:: What you have to do ::
Except for the pictures, output the records in full and exactly.

:: Information ::
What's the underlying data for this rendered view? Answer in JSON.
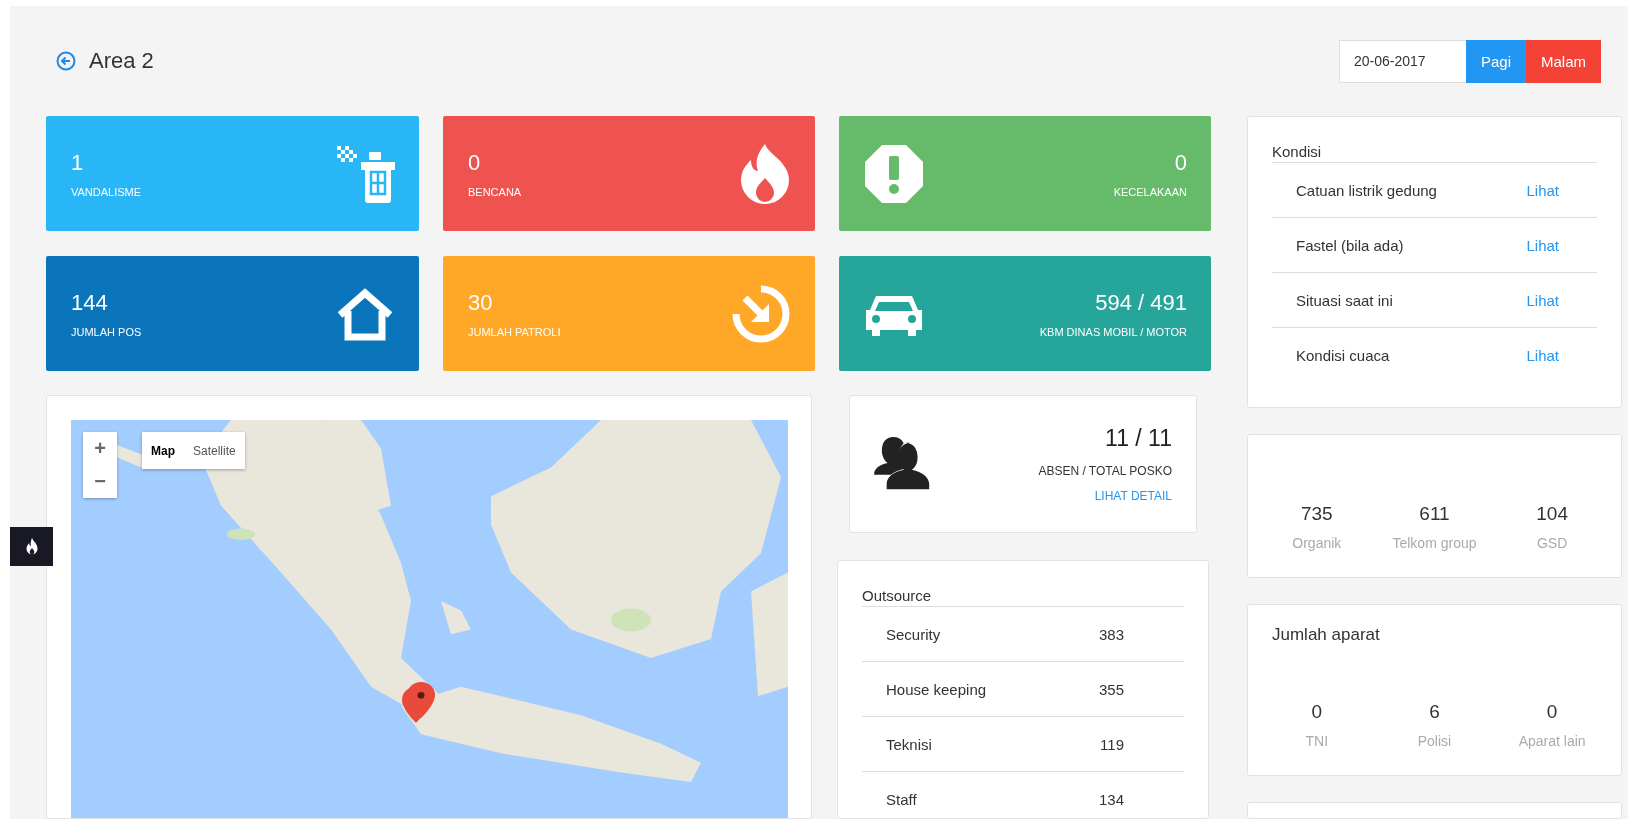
{
  "header": {
    "title": "Area 2",
    "date": "20-06-2017",
    "shift_buttons": [
      {
        "label": "Pagi",
        "color": "#2196f3"
      },
      {
        "label": "Malam",
        "color": "#f44336"
      }
    ]
  },
  "stat_cards": [
    {
      "value": "1",
      "label": "VANDALISME",
      "color": "#29b6f6",
      "kind": "trailing"
    },
    {
      "value": "0",
      "label": "BENCANA",
      "color": "#ef5350",
      "kind": "trailing"
    },
    {
      "value": "0",
      "label": "KECELAKAAN",
      "color": "#66bb6a",
      "kind": "leading"
    },
    {
      "value": "144",
      "label": "JUMLAH POS",
      "color": "#0a75bb",
      "kind": "trailing"
    },
    {
      "value": "30",
      "label": "JUMLAH PATROLI",
      "color": "#ffa726",
      "kind": "trailing"
    },
    {
      "value": "594 / 491",
      "label": "KBM DINAS MOBIL / MOTOR",
      "color": "#26a69a",
      "kind": "leading"
    }
  ],
  "map": {
    "kind": "picture",
    "zoom_buttons": [
      "+",
      "−"
    ],
    "map_types": [
      {
        "label": "Map",
        "selected": true
      },
      {
        "label": "Satellite",
        "selected": false
      }
    ]
  },
  "absen": {
    "value": "11 / 11",
    "label": "ABSEN / TOTAL POSKO",
    "link": "LIHAT DETAIL"
  },
  "outsource": {
    "title": "Outsource",
    "rows": [
      {
        "label": "Security",
        "value": "383"
      },
      {
        "label": "House keeping",
        "value": "355"
      },
      {
        "label": "Teknisi",
        "value": "119"
      },
      {
        "label": "Staff",
        "value": "134"
      }
    ]
  },
  "kondisi": {
    "title": "Kondisi",
    "rows": [
      {
        "label": "Catuan listrik gedung",
        "link": "Lihat"
      },
      {
        "label": "Fastel (bila ada)",
        "link": "Lihat"
      },
      {
        "label": "Situasi saat ini",
        "link": "Lihat"
      },
      {
        "label": "Kondisi cuaca",
        "link": "Lihat"
      }
    ]
  },
  "employee_stats": [
    {
      "value": "735",
      "label": "Organik"
    },
    {
      "value": "611",
      "label": "Telkom group"
    },
    {
      "value": "104",
      "label": "GSD"
    }
  ],
  "aparat": {
    "title": "Jumlah aparat",
    "stats": [
      {
        "value": "0",
        "label": "TNI"
      },
      {
        "value": "6",
        "label": "Polisi"
      },
      {
        "value": "0",
        "label": "Aparat lain"
      }
    ]
  }
}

:: Result of this exercise ::
What's the underlying data for this rendered view? Answer in JSON.
{
  "header": {
    "title": "Area 2",
    "date": "20-06-2017",
    "shift_buttons": [
      {
        "label": "Pagi",
        "color": "#2196f3"
      },
      {
        "label": "Malam",
        "color": "#f44336"
      }
    ]
  },
  "stat_cards": [
    {
      "value": "1",
      "label": "VANDALISME",
      "color": "#29b6f6",
      "kind": "trailing"
    },
    {
      "value": "0",
      "label": "BENCANA",
      "color": "#ef5350",
      "kind": "trailing"
    },
    {
      "value": "0",
      "label": "KECELAKAAN",
      "color": "#66bb6a",
      "kind": "leading"
    },
    {
      "value": "144",
      "label": "JUMLAH POS",
      "color": "#0a75bb",
      "kind": "trailing"
    },
    {
      "value": "30",
      "label": "JUMLAH PATROLI",
      "color": "#ffa726",
      "kind": "trailing"
    },
    {
      "value": "594 / 491",
      "label": "KBM DINAS MOBIL / MOTOR",
      "color": "#26a69a",
      "kind": "leading"
    }
  ],
  "map": {
    "kind": "picture",
    "zoom_buttons": [
      "+",
      "−"
    ],
    "map_types": [
      {
        "label": "Map",
        "selected": true
      },
      {
        "label": "Satellite",
        "selected": false
      }
    ]
  },
  "absen": {
    "value": "11 / 11",
    "label": "ABSEN / TOTAL POSKO",
    "link": "LIHAT DETAIL"
  },
  "outsource": {
    "title": "Outsource",
    "rows": [
      {
        "label": "Security",
        "value": "383"
      },
      {
        "label": "House keeping",
        "value": "355"
      },
      {
        "label": "Teknisi",
        "value": "119"
      },
      {
        "label": "Staff",
        "value": "134"
      }
    ]
  },
  "kondisi": {
    "title": "Kondisi",
    "rows": [
      {
        "label": "Catuan listrik gedung",
        "link": "Lihat"
      },
      {
        "label": "Fastel (bila ada)",
        "link": "Lihat"
      },
      {
        "label": "Situasi saat ini",
        "link": "Lihat"
      },
      {
        "label": "Kondisi cuaca",
        "link": "Lihat"
      }
    ]
  },
  "employee_stats": [
    {
      "value": "735",
      "label": "Organik"
    },
    {
      "value": "611",
      "label": "Telkom group"
    },
    {
      "value": "104",
      "label": "GSD"
    }
  ],
  "aparat": {
    "title": "Jumlah aparat",
    "stats": [
      {
        "value": "0",
        "label": "TNI"
      },
      {
        "value": "6",
        "label": "Polisi"
      },
      {
        "value": "0",
        "label": "Aparat lain"
      }
    ]
  }
}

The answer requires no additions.